*** Data under study Section Begins ***

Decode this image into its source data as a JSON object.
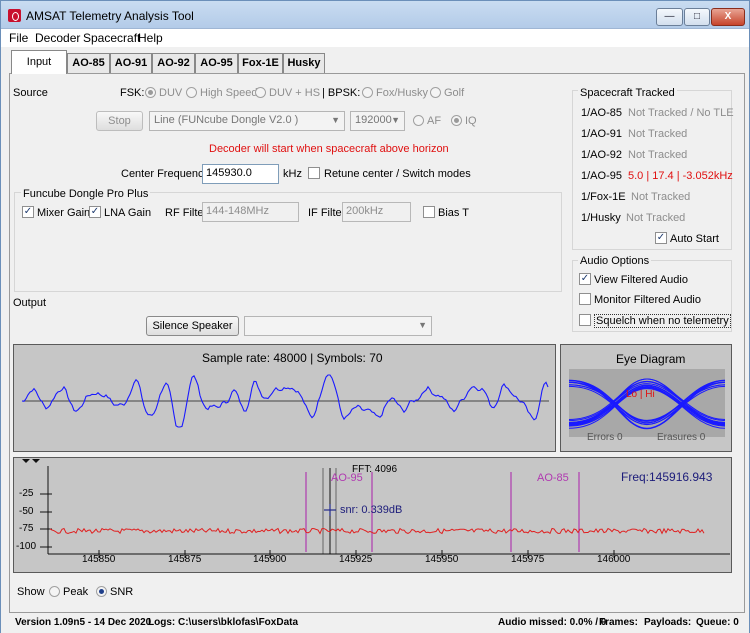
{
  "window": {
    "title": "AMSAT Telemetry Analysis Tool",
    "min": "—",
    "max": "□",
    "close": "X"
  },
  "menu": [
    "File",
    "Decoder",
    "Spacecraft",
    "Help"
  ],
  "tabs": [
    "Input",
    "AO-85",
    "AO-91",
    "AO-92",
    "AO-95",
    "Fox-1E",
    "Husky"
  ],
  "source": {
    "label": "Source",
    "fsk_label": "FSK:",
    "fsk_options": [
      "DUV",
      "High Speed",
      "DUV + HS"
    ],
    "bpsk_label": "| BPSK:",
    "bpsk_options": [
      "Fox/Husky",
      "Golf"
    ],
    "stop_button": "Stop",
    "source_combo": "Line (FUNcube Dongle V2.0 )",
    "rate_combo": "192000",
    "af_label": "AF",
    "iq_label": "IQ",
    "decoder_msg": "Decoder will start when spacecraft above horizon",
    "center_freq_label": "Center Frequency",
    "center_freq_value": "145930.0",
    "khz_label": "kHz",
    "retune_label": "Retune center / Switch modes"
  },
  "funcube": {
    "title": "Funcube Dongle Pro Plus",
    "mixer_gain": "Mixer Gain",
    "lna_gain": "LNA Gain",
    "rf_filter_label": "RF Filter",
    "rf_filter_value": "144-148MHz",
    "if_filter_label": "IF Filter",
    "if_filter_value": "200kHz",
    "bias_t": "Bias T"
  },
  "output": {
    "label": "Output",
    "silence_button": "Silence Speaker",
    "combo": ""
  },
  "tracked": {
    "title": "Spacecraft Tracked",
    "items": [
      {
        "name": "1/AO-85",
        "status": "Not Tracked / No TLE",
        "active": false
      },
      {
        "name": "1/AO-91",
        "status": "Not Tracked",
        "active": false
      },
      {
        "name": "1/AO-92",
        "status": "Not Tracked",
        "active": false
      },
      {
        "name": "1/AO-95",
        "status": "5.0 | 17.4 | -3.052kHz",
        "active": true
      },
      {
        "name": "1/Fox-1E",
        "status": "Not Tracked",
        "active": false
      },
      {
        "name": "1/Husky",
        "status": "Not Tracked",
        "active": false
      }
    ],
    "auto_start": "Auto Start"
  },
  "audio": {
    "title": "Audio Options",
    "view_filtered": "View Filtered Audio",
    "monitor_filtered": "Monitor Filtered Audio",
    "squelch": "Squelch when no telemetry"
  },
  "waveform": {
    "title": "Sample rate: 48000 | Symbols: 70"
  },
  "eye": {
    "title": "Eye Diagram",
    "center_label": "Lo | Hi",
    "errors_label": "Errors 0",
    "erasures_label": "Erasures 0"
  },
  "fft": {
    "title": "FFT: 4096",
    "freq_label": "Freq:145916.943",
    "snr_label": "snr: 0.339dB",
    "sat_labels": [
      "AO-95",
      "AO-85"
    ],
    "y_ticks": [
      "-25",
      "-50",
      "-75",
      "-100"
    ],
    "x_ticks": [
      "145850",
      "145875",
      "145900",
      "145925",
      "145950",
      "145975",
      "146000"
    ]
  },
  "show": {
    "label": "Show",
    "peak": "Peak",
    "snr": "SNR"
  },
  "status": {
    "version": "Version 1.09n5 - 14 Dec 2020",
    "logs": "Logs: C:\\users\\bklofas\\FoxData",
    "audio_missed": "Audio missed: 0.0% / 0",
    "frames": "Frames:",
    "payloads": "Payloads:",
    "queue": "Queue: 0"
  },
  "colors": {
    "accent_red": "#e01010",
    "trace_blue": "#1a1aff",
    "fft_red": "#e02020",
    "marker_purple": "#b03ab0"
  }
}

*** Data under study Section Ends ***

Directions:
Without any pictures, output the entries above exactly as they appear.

Your response:
Decode this image into its source data as a JSON object.
{
  "window": {
    "title": "AMSAT Telemetry Analysis Tool",
    "min": "—",
    "max": "□",
    "close": "X"
  },
  "menu": [
    "File",
    "Decoder",
    "Spacecraft",
    "Help"
  ],
  "tabs": [
    "Input",
    "AO-85",
    "AO-91",
    "AO-92",
    "AO-95",
    "Fox-1E",
    "Husky"
  ],
  "source": {
    "label": "Source",
    "fsk_label": "FSK:",
    "fsk_options": [
      "DUV",
      "High Speed",
      "DUV + HS"
    ],
    "bpsk_label": "| BPSK:",
    "bpsk_options": [
      "Fox/Husky",
      "Golf"
    ],
    "stop_button": "Stop",
    "source_combo": "Line (FUNcube Dongle V2.0 )",
    "rate_combo": "192000",
    "af_label": "AF",
    "iq_label": "IQ",
    "decoder_msg": "Decoder will start when spacecraft above horizon",
    "center_freq_label": "Center Frequency",
    "center_freq_value": "145930.0",
    "khz_label": "kHz",
    "retune_label": "Retune center / Switch modes"
  },
  "funcube": {
    "title": "Funcube Dongle Pro Plus",
    "mixer_gain": "Mixer Gain",
    "lna_gain": "LNA Gain",
    "rf_filter_label": "RF Filter",
    "rf_filter_value": "144-148MHz",
    "if_filter_label": "IF Filter",
    "if_filter_value": "200kHz",
    "bias_t": "Bias T"
  },
  "output": {
    "label": "Output",
    "silence_button": "Silence Speaker",
    "combo": ""
  },
  "tracked": {
    "title": "Spacecraft Tracked",
    "items": [
      {
        "name": "1/AO-85",
        "status": "Not Tracked / No TLE",
        "active": false
      },
      {
        "name": "1/AO-91",
        "status": "Not Tracked",
        "active": false
      },
      {
        "name": "1/AO-92",
        "status": "Not Tracked",
        "active": false
      },
      {
        "name": "1/AO-95",
        "status": "5.0 | 17.4 | -3.052kHz",
        "active": true
      },
      {
        "name": "1/Fox-1E",
        "status": "Not Tracked",
        "active": false
      },
      {
        "name": "1/Husky",
        "status": "Not Tracked",
        "active": false
      }
    ],
    "auto_start": "Auto Start"
  },
  "audio": {
    "title": "Audio Options",
    "view_filtered": "View Filtered Audio",
    "monitor_filtered": "Monitor Filtered Audio",
    "squelch": "Squelch when no telemetry"
  },
  "waveform": {
    "title": "Sample rate: 48000 | Symbols: 70"
  },
  "eye": {
    "title": "Eye Diagram",
    "center_label": "Lo | Hi",
    "errors_label": "Errors 0",
    "erasures_label": "Erasures 0"
  },
  "fft": {
    "title": "FFT: 4096",
    "freq_label": "Freq:145916.943",
    "snr_label": "snr: 0.339dB",
    "sat_labels": [
      "AO-95",
      "AO-85"
    ],
    "y_ticks": [
      "-25",
      "-50",
      "-75",
      "-100"
    ],
    "x_ticks": [
      "145850",
      "145875",
      "145900",
      "145925",
      "145950",
      "145975",
      "146000"
    ]
  },
  "show": {
    "label": "Show",
    "peak": "Peak",
    "snr": "SNR"
  },
  "status": {
    "version": "Version 1.09n5 - 14 Dec 2020",
    "logs": "Logs: C:\\users\\bklofas\\FoxData",
    "audio_missed": "Audio missed: 0.0% / 0",
    "frames": "Frames:",
    "payloads": "Payloads:",
    "queue": "Queue: 0"
  },
  "colors": {
    "accent_red": "#e01010",
    "trace_blue": "#1a1aff",
    "fft_red": "#e02020",
    "marker_purple": "#b03ab0"
  }
}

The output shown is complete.